Since there is already and answer submitted, and a useful and valid one at that, I do not want to distract from its own usefulness but there are indeed points to raise that go way beyond just a short comment. So consider this "augmentation", which is hopefully valid but primarily in addition to what has already been said.
The truth is to really consider "how your application uses the data", and to also be aware of the factors in a "sharded environment" as well as your proposed "container environment" that affect this.
The Background Case
The general take on the practice recommendation for co-locating the
mongos process along with the application instance is to obviate any network overhead required in order for the application to communicate with that
mongos process. Of course it is also "recommended practice" to specify a number of
mongos instances in the application connection string in the case where that "nearest" node should not be available for some reason then another could be selected, albeit with the possible overhead of contacting a remote node.
The "docker" case you mentions seems somewhat arbitrary. While it is true that one of the primary goals of containers ( and before that, something like BSD jails or even chroot ) is generally to achieve some level of "process isolation", there is nothing really wrong with running multiple processes as long as you understand the implications.
In this particular case the
mongos is meant to be "lightweight" and run as an "additional function" to the application process in a way that it is pretty much a "paired" part of the application itself. So docker images themselves don't have an "initd" like process but there is not really anything wrong with with running a process controller like supervisord ( for example ) as the main process for the container which then gives you a point of process control over that container as well. This situation of "paired processes" is a reasonable case and also a common enough ask that there is official documentation for it.
If you chose that kind of "paired" operation for deployment, then it does indeed address the primary point of maintaining a
mongos instance on the same network connection and indeed "server instance" as the application server itself. It can also be viewed in some way as a case where the "whole container" were to fail then that node in itself would simply be invalid. Not that I would recommend it, and in fact you probably should still configure connections to look for other
mongos instances even if these are only accessible over a network connection that increases latency.
Version Specific / Usage Specific
Now that that point is made, the other consideration here comes back to that initial consideration of co-locating the
mongos process with the application for network latency purposes. In versions of MongoDB prior to 2.6 and specifically with regard to operations such as with the aggregation framework, then the case there was that there would be a lot more network traffic and subsequent after processing work performed by the
mongos process for dealing with data from different shards. That is not so much the case now as a good deal of the processing workload can now be performed on those shards themselves before "distilling" to the "router".

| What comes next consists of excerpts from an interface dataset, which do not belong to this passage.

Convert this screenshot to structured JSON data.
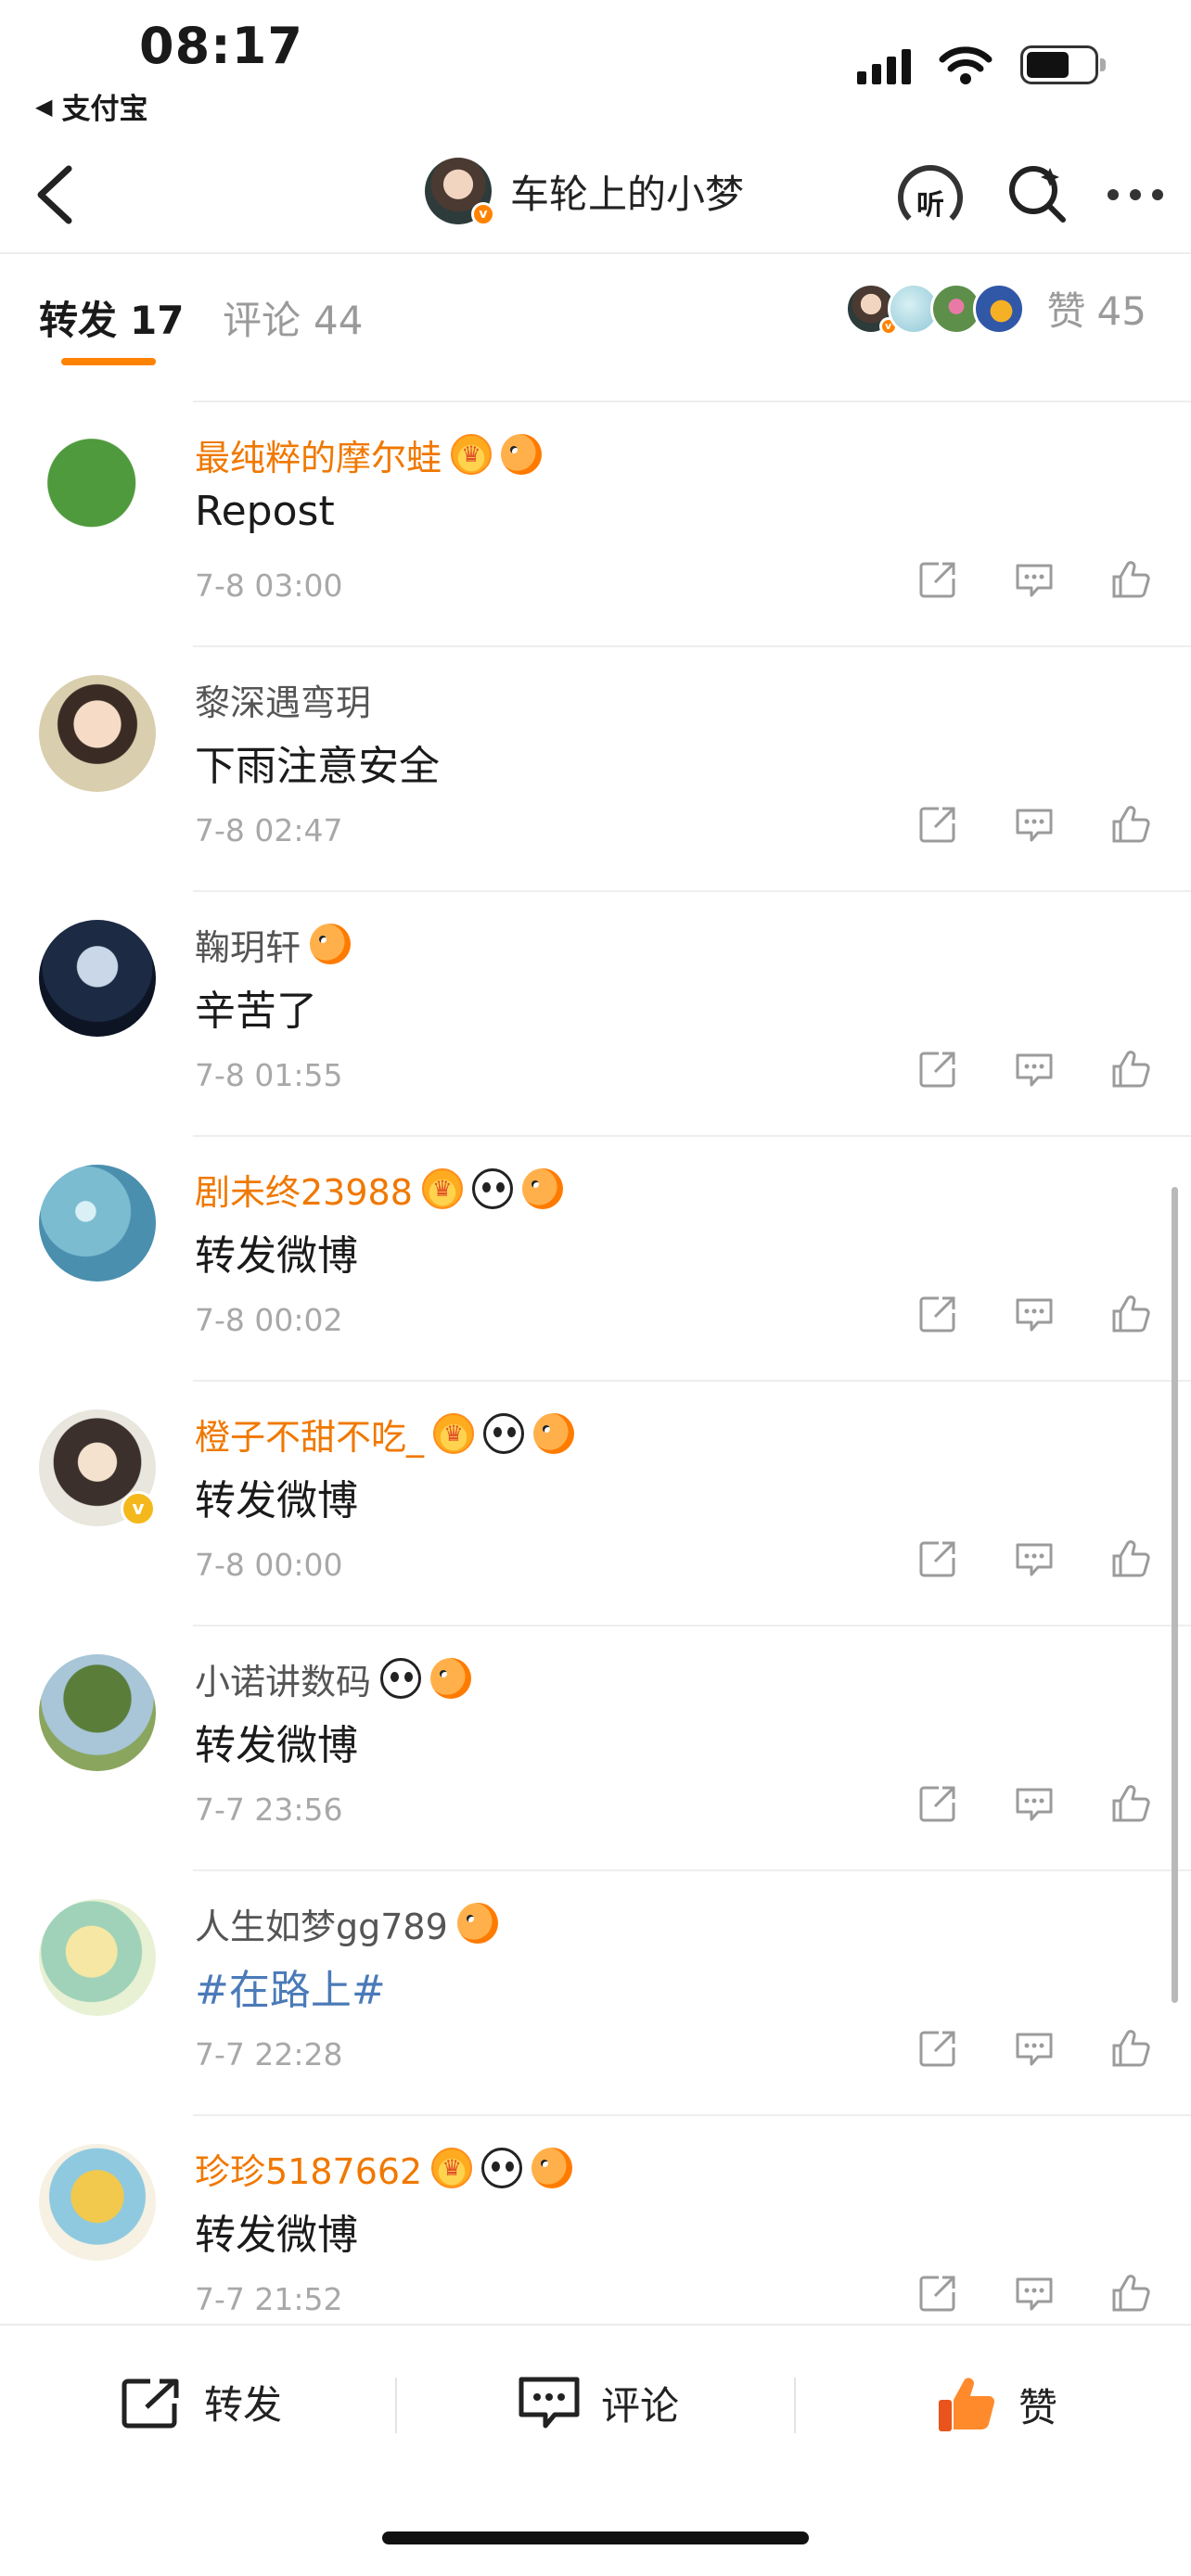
{
  "status_bar": {
    "time": "08:17",
    "back_app": "支付宝"
  },
  "nav": {
    "title": "车轮上的小梦",
    "listen_label": "听"
  },
  "tabs": {
    "repost_label": "转发",
    "repost_count": "17",
    "comment_label": "评论",
    "comment_count": "44",
    "like_label": "赞",
    "like_count": "45"
  },
  "reposts": [
    {
      "name": "最纯粹的摩尔蛙",
      "text": "Repost",
      "time": "7-8 03:00"
    },
    {
      "name": "黎深遇弯玥",
      "text": "下雨注意安全",
      "time": "7-8 02:47"
    },
    {
      "name": "鞠玥轩",
      "text": "辛苦了",
      "time": "7-8 01:55"
    },
    {
      "name": "剧未终23988",
      "text": "转发微博",
      "time": "7-8 00:02"
    },
    {
      "name": "橙子不甜不吃_",
      "text": "转发微博",
      "time": "7-8 00:00"
    },
    {
      "name": "小诺讲数码",
      "text": "转发微博",
      "time": "7-7 23:56"
    },
    {
      "name": "人生如梦gg789",
      "text": "#在路上#",
      "time": "7-7 22:28"
    },
    {
      "name": "珍珍5187662",
      "text": "转发微博",
      "time": "7-7 21:52"
    }
  ],
  "bottom_bar": {
    "repost": "转发",
    "comment": "评论",
    "like": "赞"
  },
  "colors": {
    "accent": "#ff8200",
    "vip_name": "#f07800",
    "topic_link": "#4a7ab8",
    "muted": "#a8a8a8"
  }
}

The other case is your application usage patterns itself with regard to the sharding. That means whether the primary workload is in "distributing the writes" across multiple shards, or indeed being a "scatter-gather" approach in consolidating read requests. In those scenarios
Test, Test and then Test Again

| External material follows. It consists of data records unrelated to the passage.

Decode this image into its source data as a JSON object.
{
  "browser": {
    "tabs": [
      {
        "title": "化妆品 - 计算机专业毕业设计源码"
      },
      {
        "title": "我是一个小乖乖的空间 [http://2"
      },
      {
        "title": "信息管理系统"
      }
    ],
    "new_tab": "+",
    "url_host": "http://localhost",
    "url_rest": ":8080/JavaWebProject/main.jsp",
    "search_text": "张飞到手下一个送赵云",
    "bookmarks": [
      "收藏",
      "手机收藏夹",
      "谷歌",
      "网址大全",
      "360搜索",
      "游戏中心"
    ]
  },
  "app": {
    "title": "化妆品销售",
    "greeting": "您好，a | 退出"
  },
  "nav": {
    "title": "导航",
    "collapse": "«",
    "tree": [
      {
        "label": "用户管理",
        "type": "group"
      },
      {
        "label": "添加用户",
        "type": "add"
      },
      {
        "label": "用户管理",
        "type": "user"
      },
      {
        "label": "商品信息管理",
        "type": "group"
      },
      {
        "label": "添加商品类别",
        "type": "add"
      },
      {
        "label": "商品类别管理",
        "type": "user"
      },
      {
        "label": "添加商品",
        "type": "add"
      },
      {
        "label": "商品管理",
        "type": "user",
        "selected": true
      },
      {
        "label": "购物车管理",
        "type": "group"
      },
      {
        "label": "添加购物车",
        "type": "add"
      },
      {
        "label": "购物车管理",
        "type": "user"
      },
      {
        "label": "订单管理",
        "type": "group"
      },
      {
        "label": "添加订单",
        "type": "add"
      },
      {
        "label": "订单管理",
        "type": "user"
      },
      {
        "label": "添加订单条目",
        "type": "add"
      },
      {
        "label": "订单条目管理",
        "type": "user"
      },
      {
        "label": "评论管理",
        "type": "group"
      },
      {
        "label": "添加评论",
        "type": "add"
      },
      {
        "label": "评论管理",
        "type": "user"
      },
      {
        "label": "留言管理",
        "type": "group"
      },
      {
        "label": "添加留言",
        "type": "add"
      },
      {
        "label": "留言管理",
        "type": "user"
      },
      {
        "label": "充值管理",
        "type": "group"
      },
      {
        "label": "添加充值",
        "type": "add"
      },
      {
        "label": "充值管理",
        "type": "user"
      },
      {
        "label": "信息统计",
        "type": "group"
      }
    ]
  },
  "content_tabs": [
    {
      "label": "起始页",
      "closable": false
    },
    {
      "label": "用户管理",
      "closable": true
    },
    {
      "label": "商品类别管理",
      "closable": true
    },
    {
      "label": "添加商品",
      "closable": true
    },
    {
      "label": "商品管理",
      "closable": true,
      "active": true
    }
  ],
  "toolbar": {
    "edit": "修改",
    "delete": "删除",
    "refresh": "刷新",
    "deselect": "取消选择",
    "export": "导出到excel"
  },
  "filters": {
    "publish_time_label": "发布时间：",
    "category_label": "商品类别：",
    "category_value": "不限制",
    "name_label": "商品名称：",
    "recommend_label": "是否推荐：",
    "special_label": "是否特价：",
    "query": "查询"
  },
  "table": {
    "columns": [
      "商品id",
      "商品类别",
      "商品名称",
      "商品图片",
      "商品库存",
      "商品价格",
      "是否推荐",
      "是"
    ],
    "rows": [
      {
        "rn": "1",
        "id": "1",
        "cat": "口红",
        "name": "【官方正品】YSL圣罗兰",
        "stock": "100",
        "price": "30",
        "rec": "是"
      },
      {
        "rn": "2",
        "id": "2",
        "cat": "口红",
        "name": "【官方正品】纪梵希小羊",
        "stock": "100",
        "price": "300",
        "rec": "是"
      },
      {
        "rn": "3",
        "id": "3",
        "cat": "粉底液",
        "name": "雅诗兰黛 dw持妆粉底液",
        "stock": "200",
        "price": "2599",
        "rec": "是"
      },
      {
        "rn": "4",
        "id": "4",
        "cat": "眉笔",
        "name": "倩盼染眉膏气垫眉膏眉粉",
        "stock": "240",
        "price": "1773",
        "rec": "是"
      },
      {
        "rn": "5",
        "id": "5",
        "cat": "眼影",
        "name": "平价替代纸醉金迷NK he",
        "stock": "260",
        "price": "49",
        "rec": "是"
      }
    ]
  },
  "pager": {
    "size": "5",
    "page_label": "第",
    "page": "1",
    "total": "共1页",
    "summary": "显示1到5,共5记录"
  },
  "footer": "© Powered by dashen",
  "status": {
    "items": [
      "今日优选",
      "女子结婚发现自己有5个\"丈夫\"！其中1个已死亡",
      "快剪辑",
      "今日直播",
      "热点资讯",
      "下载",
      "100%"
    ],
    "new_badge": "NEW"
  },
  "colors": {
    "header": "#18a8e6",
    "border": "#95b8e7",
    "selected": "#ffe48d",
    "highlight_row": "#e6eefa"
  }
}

So the final point here is really self explanatory, and comes down to the basic consensus of any sane response to your question. This is not a new thing for MongoDB or any other storage solution, but your actual deployment environment needs to be tested on it's "usage patterns" as close to actual reality just as much as any "unit testing" of expected functionality from core components or overall results needs to be tested.
There really is not "definitive" statement to say "configure this way" or "use in this way" that actually makes sense apart from testing what "actually works best" for your application performance and reliability as is expected.
Of course the "best case" will always be to not "crowd" the
mongos instances with requests from "many" application server sources. But then to allow them some natural "parity" that can be distributed by the resource workloads available to having at "least" a "pool of resources" that can be selected, and indeed ideally in many cases but obviating the need to induce an additional "network transport overhead".
That is the goal, but ideally you can "lab test" the different perceived configurations in order to come to a "best fit" solution for your eventual deployment solution.
I would also strongly recommend the "free" ( as in beer ) courses available as already mentioned, and no matter what your level of knowledge. I find that various course material sources often offers "hidden gems" to give more insight into things that you may not have considered or otherwise overlooked. The M102 Class as mentioned is constructed and conducted by Adam Commerford for whom I can attest has a high level of knowledge on large scale deployments of MongoDB and other data architectures. Worth the time to at least consider a fresh perspective on what you may think you already know.